### Task instructions
Restate each entry word for word. Keep every detail intact.

Items from a dataset:
———
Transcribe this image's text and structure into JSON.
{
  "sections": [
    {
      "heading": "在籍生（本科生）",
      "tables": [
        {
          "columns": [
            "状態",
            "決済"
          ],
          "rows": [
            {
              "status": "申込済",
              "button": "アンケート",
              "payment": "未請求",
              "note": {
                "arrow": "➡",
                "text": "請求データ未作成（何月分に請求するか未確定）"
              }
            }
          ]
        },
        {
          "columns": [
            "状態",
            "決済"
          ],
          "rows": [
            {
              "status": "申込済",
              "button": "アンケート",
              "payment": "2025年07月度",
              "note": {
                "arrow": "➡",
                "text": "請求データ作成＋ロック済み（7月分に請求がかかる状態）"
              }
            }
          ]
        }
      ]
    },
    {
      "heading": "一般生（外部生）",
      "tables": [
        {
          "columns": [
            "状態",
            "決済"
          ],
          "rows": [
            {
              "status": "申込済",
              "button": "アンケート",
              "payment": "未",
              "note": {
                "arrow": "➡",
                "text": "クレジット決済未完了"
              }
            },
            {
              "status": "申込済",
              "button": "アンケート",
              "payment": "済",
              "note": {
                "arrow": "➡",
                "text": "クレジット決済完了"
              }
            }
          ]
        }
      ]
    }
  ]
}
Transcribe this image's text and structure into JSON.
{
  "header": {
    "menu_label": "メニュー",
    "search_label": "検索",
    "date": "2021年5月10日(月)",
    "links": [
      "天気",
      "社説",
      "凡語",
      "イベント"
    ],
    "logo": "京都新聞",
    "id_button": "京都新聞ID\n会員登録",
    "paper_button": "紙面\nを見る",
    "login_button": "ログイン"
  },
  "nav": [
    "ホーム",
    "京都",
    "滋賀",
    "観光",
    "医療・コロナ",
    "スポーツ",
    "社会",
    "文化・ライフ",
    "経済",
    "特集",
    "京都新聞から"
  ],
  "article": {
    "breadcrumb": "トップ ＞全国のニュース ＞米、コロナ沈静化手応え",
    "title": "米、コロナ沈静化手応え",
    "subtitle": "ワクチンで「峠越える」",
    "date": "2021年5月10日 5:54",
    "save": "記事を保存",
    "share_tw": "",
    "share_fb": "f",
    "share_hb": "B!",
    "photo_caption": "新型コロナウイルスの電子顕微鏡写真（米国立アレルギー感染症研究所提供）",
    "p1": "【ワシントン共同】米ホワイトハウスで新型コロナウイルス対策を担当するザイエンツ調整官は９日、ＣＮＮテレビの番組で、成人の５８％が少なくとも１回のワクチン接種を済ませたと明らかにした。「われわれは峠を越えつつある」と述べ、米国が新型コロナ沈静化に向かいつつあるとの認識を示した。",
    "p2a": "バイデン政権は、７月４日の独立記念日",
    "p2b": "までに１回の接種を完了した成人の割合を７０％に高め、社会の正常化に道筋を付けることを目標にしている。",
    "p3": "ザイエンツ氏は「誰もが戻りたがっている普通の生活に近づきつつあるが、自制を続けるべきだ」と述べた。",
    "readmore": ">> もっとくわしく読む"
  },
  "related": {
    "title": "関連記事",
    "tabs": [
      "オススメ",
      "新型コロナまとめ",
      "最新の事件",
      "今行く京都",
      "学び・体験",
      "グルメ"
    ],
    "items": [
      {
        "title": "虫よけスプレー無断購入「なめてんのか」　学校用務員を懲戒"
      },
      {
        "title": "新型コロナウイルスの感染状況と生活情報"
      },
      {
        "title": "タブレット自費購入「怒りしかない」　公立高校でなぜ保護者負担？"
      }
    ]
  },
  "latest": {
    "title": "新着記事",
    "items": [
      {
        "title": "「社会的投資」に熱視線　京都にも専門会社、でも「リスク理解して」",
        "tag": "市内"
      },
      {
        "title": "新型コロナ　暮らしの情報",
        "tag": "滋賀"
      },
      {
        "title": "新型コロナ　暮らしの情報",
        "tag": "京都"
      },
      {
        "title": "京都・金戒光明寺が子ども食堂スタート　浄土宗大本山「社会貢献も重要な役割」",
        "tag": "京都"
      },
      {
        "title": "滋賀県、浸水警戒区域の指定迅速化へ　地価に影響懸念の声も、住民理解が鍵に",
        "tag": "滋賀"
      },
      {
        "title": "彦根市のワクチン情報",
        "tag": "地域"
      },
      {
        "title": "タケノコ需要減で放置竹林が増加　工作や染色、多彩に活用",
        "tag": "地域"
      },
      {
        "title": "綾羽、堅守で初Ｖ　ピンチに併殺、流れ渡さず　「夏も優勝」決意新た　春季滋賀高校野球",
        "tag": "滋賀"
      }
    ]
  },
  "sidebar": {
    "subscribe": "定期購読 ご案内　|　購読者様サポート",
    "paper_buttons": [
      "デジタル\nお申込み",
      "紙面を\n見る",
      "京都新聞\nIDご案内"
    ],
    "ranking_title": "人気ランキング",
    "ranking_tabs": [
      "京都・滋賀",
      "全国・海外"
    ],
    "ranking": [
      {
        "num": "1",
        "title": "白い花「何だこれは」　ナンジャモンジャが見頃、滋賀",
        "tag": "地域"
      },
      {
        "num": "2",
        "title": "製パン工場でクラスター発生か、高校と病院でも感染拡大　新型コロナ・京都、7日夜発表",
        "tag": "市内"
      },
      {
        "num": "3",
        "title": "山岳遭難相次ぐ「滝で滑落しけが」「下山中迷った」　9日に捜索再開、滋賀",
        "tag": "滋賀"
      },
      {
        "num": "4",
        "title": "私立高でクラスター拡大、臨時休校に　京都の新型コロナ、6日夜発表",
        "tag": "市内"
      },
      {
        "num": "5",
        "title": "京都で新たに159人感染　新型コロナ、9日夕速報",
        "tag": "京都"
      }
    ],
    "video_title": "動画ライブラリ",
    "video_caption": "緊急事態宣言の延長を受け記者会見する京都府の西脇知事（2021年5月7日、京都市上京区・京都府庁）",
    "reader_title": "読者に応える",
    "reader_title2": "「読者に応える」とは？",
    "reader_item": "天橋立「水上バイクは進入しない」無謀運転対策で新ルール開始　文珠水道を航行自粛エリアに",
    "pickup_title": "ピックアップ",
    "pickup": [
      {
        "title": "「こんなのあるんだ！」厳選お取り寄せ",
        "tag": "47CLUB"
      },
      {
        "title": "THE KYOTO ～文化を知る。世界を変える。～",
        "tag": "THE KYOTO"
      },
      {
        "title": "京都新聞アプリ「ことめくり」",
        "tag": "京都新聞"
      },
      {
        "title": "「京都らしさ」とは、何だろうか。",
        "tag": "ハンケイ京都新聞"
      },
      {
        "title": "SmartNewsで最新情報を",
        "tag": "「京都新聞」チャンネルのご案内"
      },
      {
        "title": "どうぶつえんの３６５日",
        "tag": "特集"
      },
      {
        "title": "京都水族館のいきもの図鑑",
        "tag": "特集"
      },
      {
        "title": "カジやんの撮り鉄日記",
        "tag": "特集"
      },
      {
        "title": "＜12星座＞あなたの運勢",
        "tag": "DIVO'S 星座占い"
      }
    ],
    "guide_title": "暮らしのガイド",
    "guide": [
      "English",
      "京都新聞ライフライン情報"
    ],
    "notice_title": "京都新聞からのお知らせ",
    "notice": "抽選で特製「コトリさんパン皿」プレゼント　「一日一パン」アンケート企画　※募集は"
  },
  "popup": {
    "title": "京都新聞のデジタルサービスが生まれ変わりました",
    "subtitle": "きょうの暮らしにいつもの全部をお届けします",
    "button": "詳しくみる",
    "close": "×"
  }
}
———
### The completed task
Transcribe this image's text and structure into JSON.
{
  "sections": [
    {
      "heading": "在籍生（本科生）",
      "tables": [
        {
          "columns": [
            "状態",
            "決済"
          ],
          "rows": [
            {
              "status": "申込済",
              "button": "アンケート",
              "payment": "未請求",
              "note": {
                "arrow": "➡",
                "text": "請求データ未作成（何月分に請求するか未確定）"
              }
            }
          ]
        },
        {
          "columns": [
            "状態",
            "決済"
          ],
          "rows": [
            {
              "status": "申込済",
              "button": "アンケート",
              "payment": "2025年07月度",
              "note": {
                "arrow": "➡",
                "text": "請求データ作成＋ロック済み（7月分に請求がかかる状態）"
              }
            }
          ]
        }
      ]
    },
    {
      "heading": "一般生（外部生）",
      "tables": [
        {
          "columns": [
            "状態",
            "決済"
          ],
          "rows": [
            {
              "status": "申込済",
              "button": "アンケート",
              "payment": "未",
              "note": {
                "arrow": "➡",
                "text": "クレジット決済未完了"
              }
            },
            {
              "status": "申込済",
              "button": "アンケート",
              "payment": "済",
              "note": {
                "arrow": "➡",
                "text": "クレジット決済完了"
              }
            }
          ]
        }
      ]
    }
  ]
}
Transcribe this image's text and structure into JSON.
{
  "header": {
    "menu_label": "メニュー",
    "search_label": "検索",
    "date": "2021年5月10日(月)",
    "links": [
      "天気",
      "社説",
      "凡語",
      "イベント"
    ],
    "logo": "京都新聞",
    "id_button": "京都新聞ID\n会員登録",
    "paper_button": "紙面\nを見る",
    "login_button": "ログイン"
  },
  "nav": [
    "ホーム",
    "京都",
    "滋賀",
    "観光",
    "医療・コロナ",
    "スポーツ",
    "社会",
    "文化・ライフ",
    "経済",
    "特集",
    "京都新聞から"
  ],
  "article": {
    "breadcrumb": "トップ ＞全国のニュース ＞米、コロナ沈静化手応え",
    "title": "米、コロナ沈静化手応え",
    "subtitle": "ワクチンで「峠越える」",
    "date": "2021年5月10日 5:54",
    "save": "記事を保存",
    "share_tw": "",
    "share_fb": "f",
    "share_hb": "B!",
    "photo_caption": "新型コロナウイルスの電子顕微鏡写真（米国立アレルギー感染症研究所提供）",
    "p1": "【ワシントン共同】米ホワイトハウスで新型コロナウイルス対策を担当するザイエンツ調整官は９日、ＣＮＮテレビの番組で、成人の５８％が少なくとも１回のワクチン接種を済ませたと明らかにした。「われわれは峠を越えつつある」と述べ、米国が新型コロナ沈静化に向かいつつあるとの認識を示した。",
    "p2a": "バイデン政権は、７月４日の独立記念日",
    "p2b": "までに１回の接種を完了した成人の割合を７０％に高め、社会の正常化に道筋を付けることを目標にしている。",
    "p3": "ザイエンツ氏は「誰もが戻りたがっている普通の生活に近づきつつあるが、自制を続けるべきだ」と述べた。",
    "readmore": ">> もっとくわしく読む"
  },
  "related": {
    "title": "関連記事",
    "tabs": [
      "オススメ",
      "新型コロナまとめ",
      "最新の事件",
      "今行く京都",
      "学び・体験",
      "グルメ"
    ],
    "items": [
      {
        "title": "虫よけスプレー無断購入「なめてんのか」　学校用務員を懲戒"
      },
      {
        "title": "新型コロナウイルスの感染状況と生活情報"
      },
      {
        "title": "タブレット自費購入「怒りしかない」　公立高校でなぜ保護者負担？"
      }
    ]
  },
  "latest": {
    "title": "新着記事",
    "items": [
      {
        "title": "「社会的投資」に熱視線　京都にも専門会社、でも「リスク理解して」",
        "tag": "市内"
      },
      {
        "title": "新型コロナ　暮らしの情報",
        "tag": "滋賀"
      },
      {
        "title": "新型コロナ　暮らしの情報",
        "tag": "京都"
      },
      {
        "title": "京都・金戒光明寺が子ども食堂スタート　浄土宗大本山「社会貢献も重要な役割」",
        "tag": "京都"
      },
      {
        "title": "滋賀県、浸水警戒区域の指定迅速化へ　地価に影響懸念の声も、住民理解が鍵に",
        "tag": "滋賀"
      },
      {
        "title": "彦根市のワクチン情報",
        "tag": "地域"
      },
      {
        "title": "タケノコ需要減で放置竹林が増加　工作や染色、多彩に活用",
        "tag": "地域"
      },
      {
        "title": "綾羽、堅守で初Ｖ　ピンチに併殺、流れ渡さず　「夏も優勝」決意新た　春季滋賀高校野球",
        "tag": "滋賀"
      }
    ]
  },
  "sidebar": {
    "subscribe": "定期購読 ご案内　|　購読者様サポート",
    "paper_buttons": [
      "デジタル\nお申込み",
      "紙面を\n見る",
      "京都新聞\nIDご案内"
    ],
    "ranking_title": "人気ランキング",
    "ranking_tabs": [
      "京都・滋賀",
      "全国・海外"
    ],
    "ranking": [
      {
        "num": "1",
        "title": "白い花「何だこれは」　ナンジャモンジャが見頃、滋賀",
        "tag": "地域"
      },
      {
        "num": "2",
        "title": "製パン工場でクラスター発生か、高校と病院でも感染拡大　新型コロナ・京都、7日夜発表",
        "tag": "市内"
      },
      {
        "num": "3",
        "title": "山岳遭難相次ぐ「滝で滑落しけが」「下山中迷った」　9日に捜索再開、滋賀",
        "tag": "滋賀"
      },
      {
        "num": "4",
        "title": "私立高でクラスター拡大、臨時休校に　京都の新型コロナ、6日夜発表",
        "tag": "市内"
      },
      {
        "num": "5",
        "title": "京都で新たに159人感染　新型コロナ、9日夕速報",
        "tag": "京都"
      }
    ],
    "video_title": "動画ライブラリ",
    "video_caption": "緊急事態宣言の延長を受け記者会見する京都府の西脇知事（2021年5月7日、京都市上京区・京都府庁）",
    "reader_title": "読者に応える",
    "reader_title2": "「読者に応える」とは？",
    "reader_item": "天橋立「水上バイクは進入しない」無謀運転対策で新ルール開始　文珠水道を航行自粛エリアに",
    "pickup_title": "ピックアップ",
    "pickup": [
      {
        "title": "「こんなのあるんだ！」厳選お取り寄せ",
        "tag": "47CLUB"
      },
      {
        "title": "THE KYOTO ～文化を知る。世界を変える。～",
        "tag": "THE KYOTO"
      },
      {
        "title": "京都新聞アプリ「ことめくり」",
        "tag": "京都新聞"
      },
      {
        "title": "「京都らしさ」とは、何だろうか。",
        "tag": "ハンケイ京都新聞"
      },
      {
        "title": "SmartNewsで最新情報を",
        "tag": "「京都新聞」チャンネルのご案内"
      },
      {
        "title": "どうぶつえんの３６５日",
        "tag": "特集"
      },
      {
        "title": "京都水族館のいきもの図鑑",
        "tag": "特集"
      },
      {
        "title": "カジやんの撮り鉄日記",
        "tag": "特集"
      },
      {
        "title": "＜12星座＞あなたの運勢",
        "tag": "DIVO'S 星座占い"
      }
    ],
    "guide_title": "暮らしのガイド",
    "guide": [
      "English",
      "京都新聞ライフライン情報"
    ],
    "notice_title": "京都新聞からのお知らせ",
    "notice": "抽選で特製「コトリさんパン皿」プレゼント　「一日一パン」アンケート企画　※募集は"
  },
  "popup": {
    "title": "京都新聞のデジタルサービスが生まれ変わりました",
    "subtitle": "きょうの暮らしにいつもの全部をお届けします",
    "button": "詳しくみる",
    "close": "×"
  }
}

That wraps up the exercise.